Once you sign up and sign in, you'll be asked to approve them asking for your free credit score. Once you do your dashboard will update and you'll see your credit score. Here’s what my dashboard looks like.
In looking back at three years of credit score history it's interesting to see that my score has stayed relatively constant. The only dips I've really seen were a time back in 2009 when we were looking to refinance. At the time we had a bunch of inquiries to our credit report by mortgage companies, and our credit score dropped by 12-15 points or so. No big deal. But you can definitely see when things were happening.
Reasons To Love Credit Karma
There are a lot of reasons to like Credit Karma.
- The cost. It's Free! While you can get your credit score elsewhere, this is the only place I know of that you can get it for free without giving up your credit card, signing up for a free trial or some other sneaky
- Check your score whenever you want: With other sites where you pay and sign up to see your credit score, you'll have to pay every time you check it. With Credit Karma you can check it however often you want. I check it monthly as it probably won't update any more often than that.
- Identity theft protection: In this day and age we all need to be on guard against having our identities stolen, and Credit Karma can be a part of your identity theft protection plan. Since it costs nothing you can check your score monthly, and if your score goes down and you haven't done anything to cause it to , there may be something there that needs to be checked out. Of course this will only help if the thief goes through a company that requests the TransUnion score. So Credit Karma should only be a part of your safeguard. I would also check your credit report once every four months – one from each agency through AnnualCreditReport.com. Credit Karma can be just that added extra layer of checking.
- Check out how your score is affected using the Credit Simulator: Ever wonder how opening a credit card or closing your oldest credit account will affect your credit? Try the credit simulator to see what might happen to your score.
- Figure out how to improve your credit: Check your “credit report” in Credit Karma and it will tell you how to improve your score. For me about the only thing I can do is to open more accounts and actually use them. I only have one credit card and it is rarely used.
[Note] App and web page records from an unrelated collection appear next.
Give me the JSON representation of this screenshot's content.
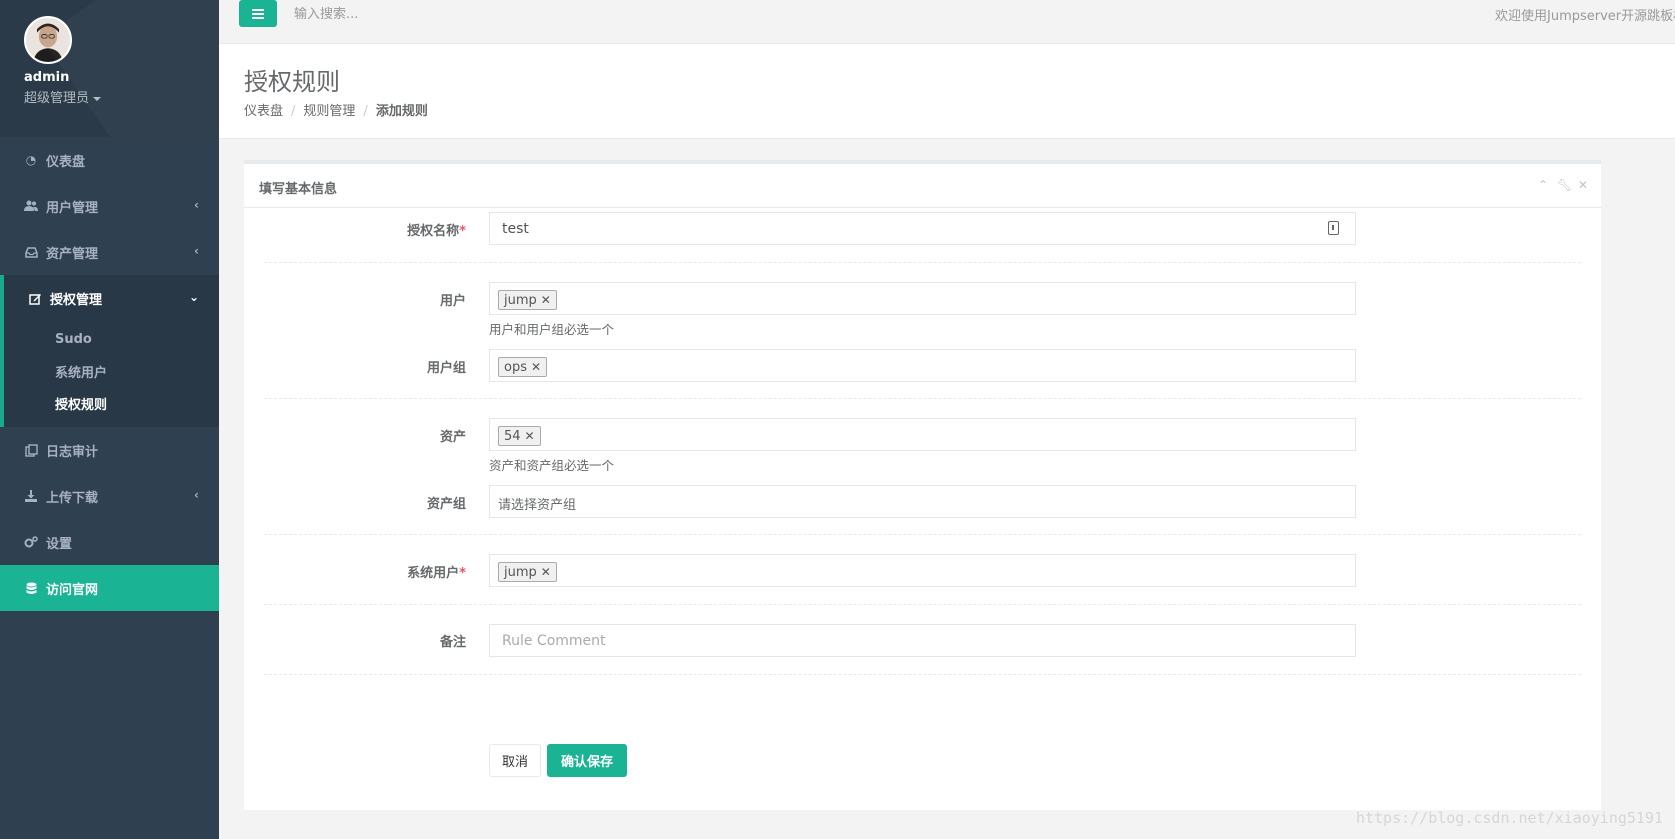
{
  "profile": {
    "name": "admin",
    "role": "超级管理员"
  },
  "sidebar": {
    "items": [
      {
        "label": "仪表盘",
        "icon": "dashboard-icon"
      },
      {
        "label": "用户管理",
        "icon": "users-icon"
      },
      {
        "label": "资产管理",
        "icon": "inbox-icon"
      },
      {
        "label": "授权管理",
        "icon": "edit-icon"
      },
      {
        "label": "日志审计",
        "icon": "copy-icon"
      },
      {
        "label": "上传下载",
        "icon": "download-icon"
      },
      {
        "label": "设置",
        "icon": "gears-icon"
      },
      {
        "label": "访问官网",
        "icon": "database-icon"
      }
    ],
    "submenu": [
      "Sudo",
      "系统用户",
      "授权规则"
    ]
  },
  "topbar": {
    "search_placeholder": "输入搜索...",
    "welcome": "欢迎使用Jumpserver开源跳板机"
  },
  "heading": {
    "title": "授权规则",
    "breadcrumb": [
      "仪表盘",
      "规则管理",
      "添加规则"
    ]
  },
  "panel": {
    "title": "填写基本信息"
  },
  "form": {
    "name_label": "授权名称",
    "name_value": "test",
    "user_label": "用户",
    "user_tag": "jump",
    "user_help": "用户和用户组必选一个",
    "usergroup_label": "用户组",
    "usergroup_tag": "ops",
    "asset_label": "资产",
    "asset_tag": "54",
    "asset_help": "资产和资产组必选一个",
    "assetgroup_label": "资产组",
    "assetgroup_placeholder": "请选择资产组",
    "sysuser_label": "系统用户",
    "sysuser_tag": "jump",
    "comment_label": "备注",
    "comment_placeholder": "Rule Comment",
    "cancel": "取消",
    "save": "确认保存",
    "required_mark": "*"
  },
  "watermark": "https://blog.csdn.net/xiaoying5191",
  "colors": {
    "accent": "#1ab394",
    "sidebar": "#2f4050",
    "required": "#ed5565"
  }
}
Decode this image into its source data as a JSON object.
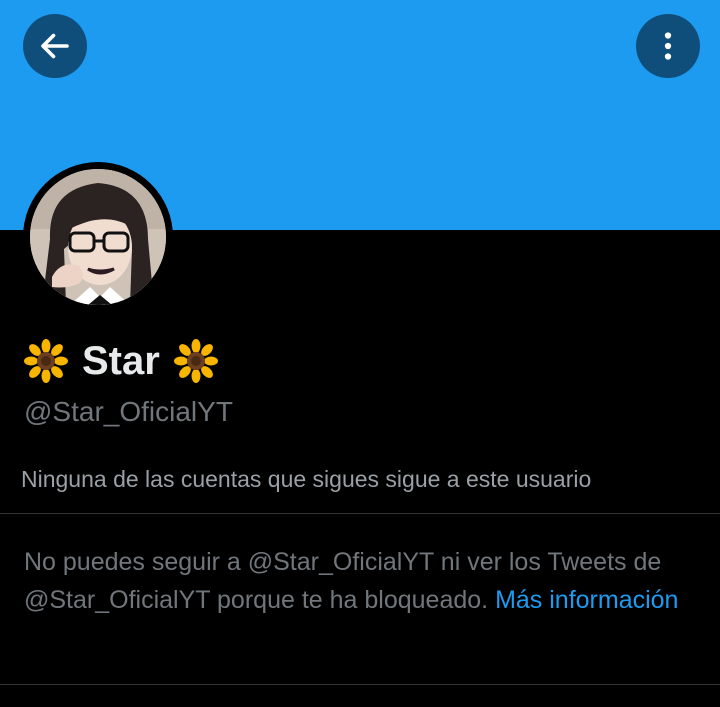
{
  "header": {
    "back_icon": "arrow-left-icon",
    "more_icon": "vertical-ellipsis-icon",
    "banner_color": "#1d9bf0",
    "button_color": "#0f4e7a"
  },
  "profile": {
    "avatar": "profile-photo",
    "name_prefix_emoji": "sunflower",
    "name": "Star",
    "name_suffix_emoji": "sunflower",
    "handle": "@Star_OficialYT",
    "followers_you_know": "Ninguna de las cuentas que sigues sigue a este usuario"
  },
  "blocked_notice": {
    "text": "No puedes seguir a @Star_OficialYT ni ver los Tweets de @Star_OficialYT porque te ha bloqueado.",
    "link_label": "Más información",
    "link_color": "#1d9bf0"
  }
}
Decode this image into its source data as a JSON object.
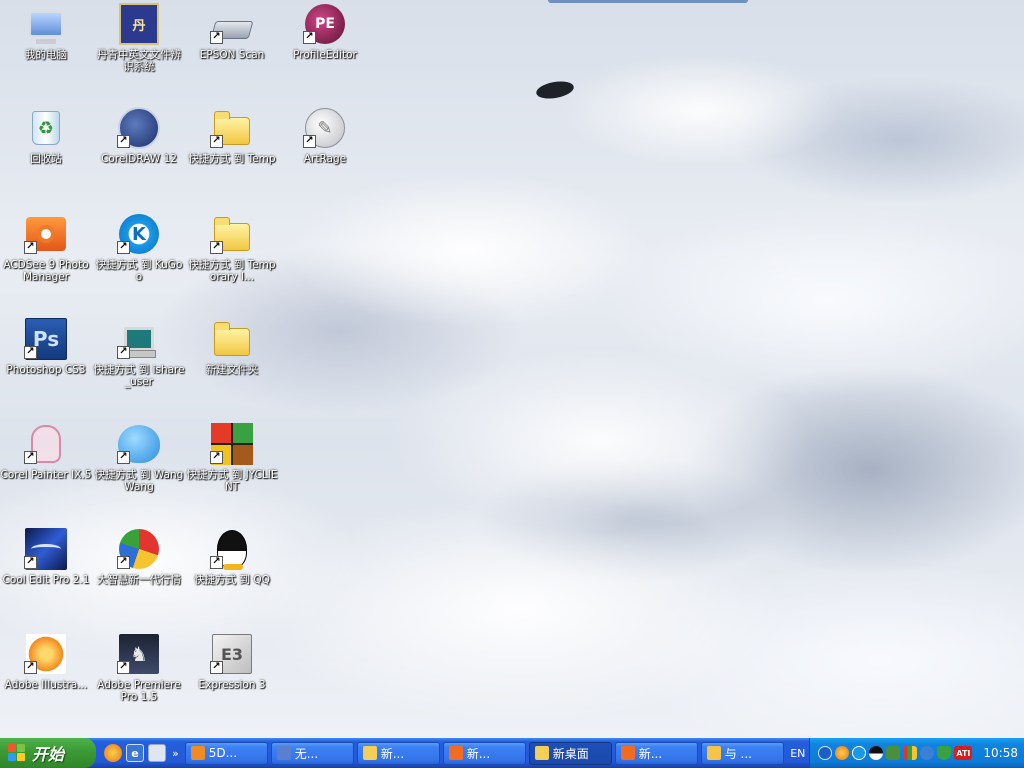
{
  "desktop": {
    "icons": [
      {
        "label": "我的电脑",
        "icon": "my-computer-icon"
      },
      {
        "label": "丹青中英文文件辨识系统",
        "icon": "ocr-app-icon"
      },
      {
        "label": "EPSON Scan",
        "icon": "scanner-icon"
      },
      {
        "label": "ProfileEditor",
        "icon": "profile-editor-icon"
      },
      {
        "label": "回收站",
        "icon": "recycle-bin-icon"
      },
      {
        "label": "CorelDRAW 12",
        "icon": "coreldraw-icon"
      },
      {
        "label": "快捷方式 到 Temp",
        "icon": "folder-icon"
      },
      {
        "label": "ArtRage",
        "icon": "artrage-icon"
      },
      {
        "label": "ACDSee 9 Photo Manager",
        "icon": "acdsee-icon"
      },
      {
        "label": "快捷方式 到 KuGoo",
        "icon": "kugoo-icon"
      },
      {
        "label": "快捷方式 到 Temporary I...",
        "icon": "folder-icon"
      },
      {
        "label": "Photoshop CS3",
        "icon": "photoshop-icon"
      },
      {
        "label": "快捷方式 到 ishare_user",
        "icon": "network-computer-icon"
      },
      {
        "label": "新建文件夹",
        "icon": "folder-icon"
      },
      {
        "label": "Corel Painter IX.5",
        "icon": "painter-icon"
      },
      {
        "label": "快捷方式 到 WangWang",
        "icon": "wangwang-icon"
      },
      {
        "label": "快捷方式 到 JYCLIENT",
        "icon": "jyclient-icon"
      },
      {
        "label": "Cool Edit Pro 2.1",
        "icon": "cool-edit-icon"
      },
      {
        "label": "大智慧新一代行情",
        "icon": "stock-app-icon"
      },
      {
        "label": "快捷方式 到 QQ",
        "icon": "qq-icon"
      },
      {
        "label": "Adobe Illustra...",
        "icon": "illustrator-icon"
      },
      {
        "label": "Adobe Premiere Pro 1.5",
        "icon": "premiere-icon"
      },
      {
        "label": "Expression 3",
        "icon": "expression-icon"
      }
    ]
  },
  "taskbar": {
    "start_label": "开始",
    "quick_launch_more": "»",
    "tasks": [
      {
        "label": "5D...",
        "icon": "firefox-icon",
        "color": "#f08a24",
        "active": false
      },
      {
        "label": "无...",
        "icon": "document-icon",
        "color": "#5b7fd0",
        "active": false
      },
      {
        "label": "新...",
        "icon": "folder-icon",
        "color": "#f3cf57",
        "active": false
      },
      {
        "label": "新...",
        "icon": "acdsee-icon",
        "color": "#f26b22",
        "active": false
      },
      {
        "label": "新桌面",
        "icon": "folder-icon",
        "color": "#f3cf57",
        "active": true
      },
      {
        "label": "新...",
        "icon": "acdsee-icon",
        "color": "#f26b22",
        "active": false
      },
      {
        "label": "与 ...",
        "icon": "chat-icon",
        "color": "#f3c34a",
        "active": false
      }
    ],
    "language": "EN",
    "clock": "10:58"
  }
}
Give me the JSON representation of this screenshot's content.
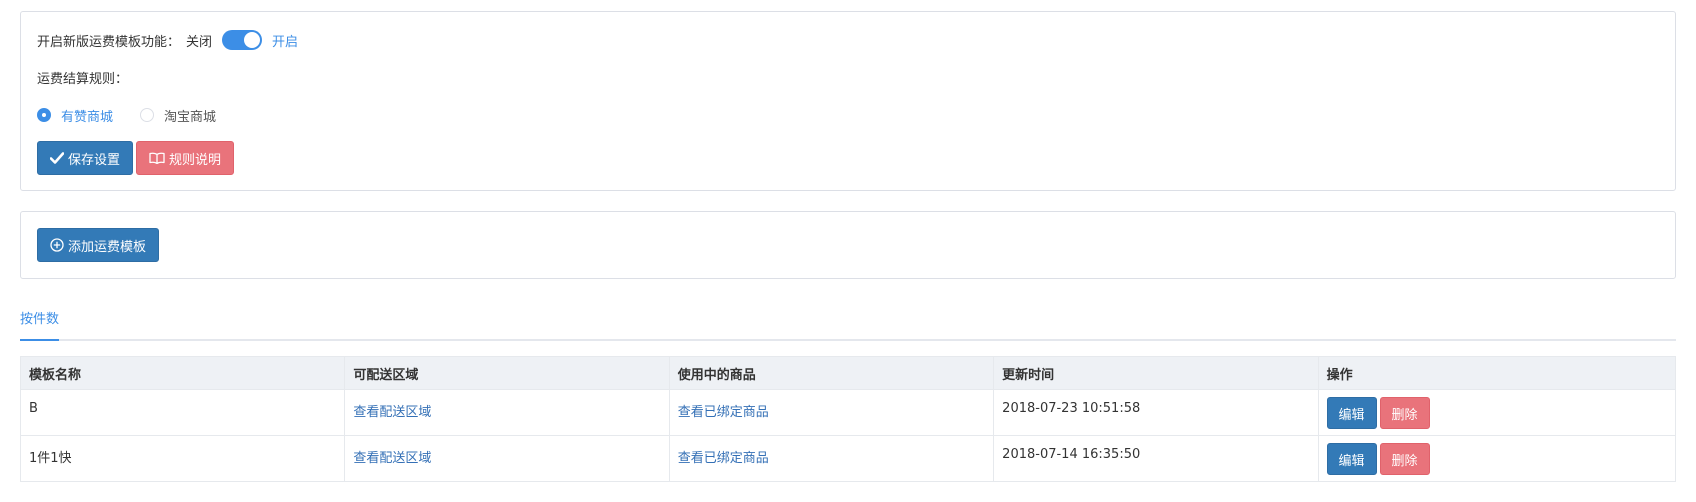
{
  "settings": {
    "toggle_label": "开启新版运费模板功能：",
    "toggle_off_text": "关闭",
    "toggle_on_text": "开启",
    "toggle_state": "on",
    "rule_title": "运费结算规则：",
    "radios": [
      {
        "label": "有赞商城",
        "checked": true
      },
      {
        "label": "淘宝商城",
        "checked": false
      }
    ],
    "save_label": "保存设置",
    "rules_label": "规则说明"
  },
  "add_button_label": "添加运费模板",
  "tab_label": "按件数",
  "table": {
    "headers": [
      "模板名称",
      "可配送区域",
      "使用中的商品",
      "更新时间",
      "操作"
    ],
    "rows": [
      {
        "name": "B",
        "area_link": "查看配送区域",
        "goods_link": "查看已绑定商品",
        "updated": "2018-07-23 10:51:58",
        "edit": "编辑",
        "delete": "删除"
      },
      {
        "name": "1件1快",
        "area_link": "查看配送区域",
        "goods_link": "查看已绑定商品",
        "updated": "2018-07-14 16:35:50",
        "edit": "编辑",
        "delete": "删除"
      }
    ]
  },
  "colors": {
    "accent": "#3c8ee6",
    "primary": "#337ab7",
    "danger": "#e9737b",
    "link": "#3470b6"
  },
  "icons": {
    "save": "check-icon",
    "rules": "book-icon",
    "add": "plus-circle-icon"
  }
}
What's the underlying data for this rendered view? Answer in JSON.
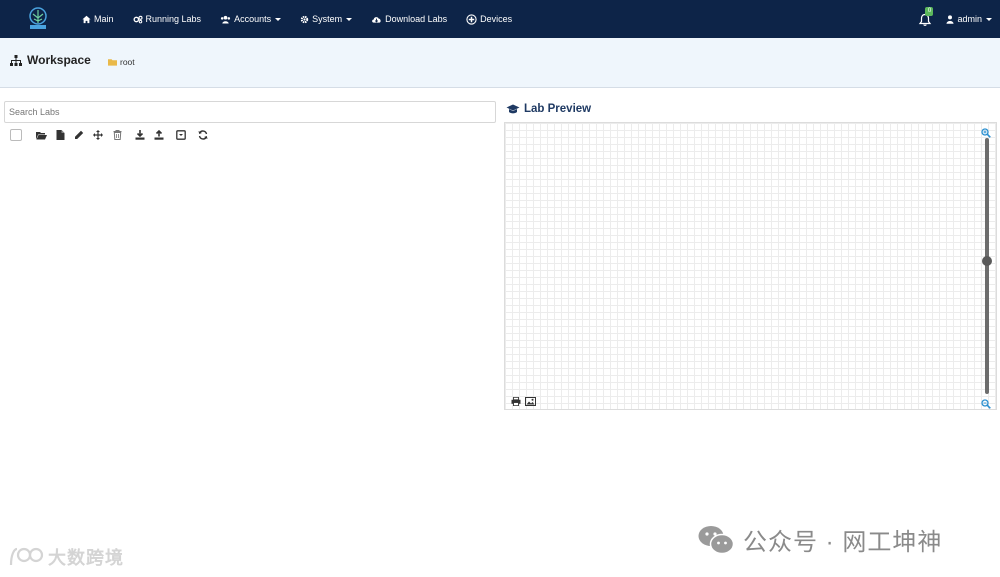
{
  "navbar": {
    "items": [
      {
        "label": "Main",
        "icon": "home-icon",
        "dropdown": false
      },
      {
        "label": "Running Labs",
        "icon": "cogs-icon",
        "dropdown": false
      },
      {
        "label": "Accounts",
        "icon": "users-icon",
        "dropdown": true
      },
      {
        "label": "System",
        "icon": "cog-icon",
        "dropdown": true
      },
      {
        "label": "Download Labs",
        "icon": "cloud-download-icon",
        "dropdown": false
      },
      {
        "label": "Devices",
        "icon": "plus-circle-icon",
        "dropdown": false
      }
    ],
    "notification_count": "0",
    "user_label": "admin",
    "colors": {
      "background": "#0d2448",
      "text": "#ffffff",
      "badge": "#5cb85c"
    }
  },
  "workspace": {
    "title": "Workspace",
    "breadcrumb": "root"
  },
  "left_pane": {
    "search_placeholder": "Search Labs",
    "toolbar_icons": [
      "select-all-checkbox",
      "open-folder-icon",
      "new-file-icon",
      "edit-icon",
      "move-icon",
      "delete-icon",
      "download-icon",
      "upload-icon",
      "export-icon",
      "refresh-icon"
    ]
  },
  "preview": {
    "title": "Lab Preview",
    "icons": [
      "zoom-in-icon",
      "zoom-out-icon",
      "print-icon",
      "image-icon"
    ],
    "zoom_level_fraction": 0.52
  },
  "watermarks": {
    "left": "大数跨境",
    "right": "公众号 · 网工坤神"
  }
}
- Compare rates and save: Credit Karma also has tools to allow you to compare the rates you have on your current mortgages, credit cards and other credit accounts, and see if you can save by moving them elsewhere. For example, I was shown that I could save by moving my mortgage to one of several other companies, one of which – CapWest – we reviewed a week or so ago.
In addition to your TransUnion credit score Credit Karma will also give you a couple of other scores in the credit center to show you how you're doing.
- Auto Insurance Score:Your TransUnion Auto Insurance Risk Score represents whether you are more or less likely to file a claim that will result in losses for the insurance company. This score is calculated using information found in your TransUnion credit report
- VantageScore: VantageScore is a new credit scoring model created by America's three major credit reporting agencies to support a truly consistent and accurate approach to credit scoring. It will show you your VantageScore.
So with all that said, have any of you used Credit Karma? If so, what do you think of the site, and how do you use it? Do you find it useful?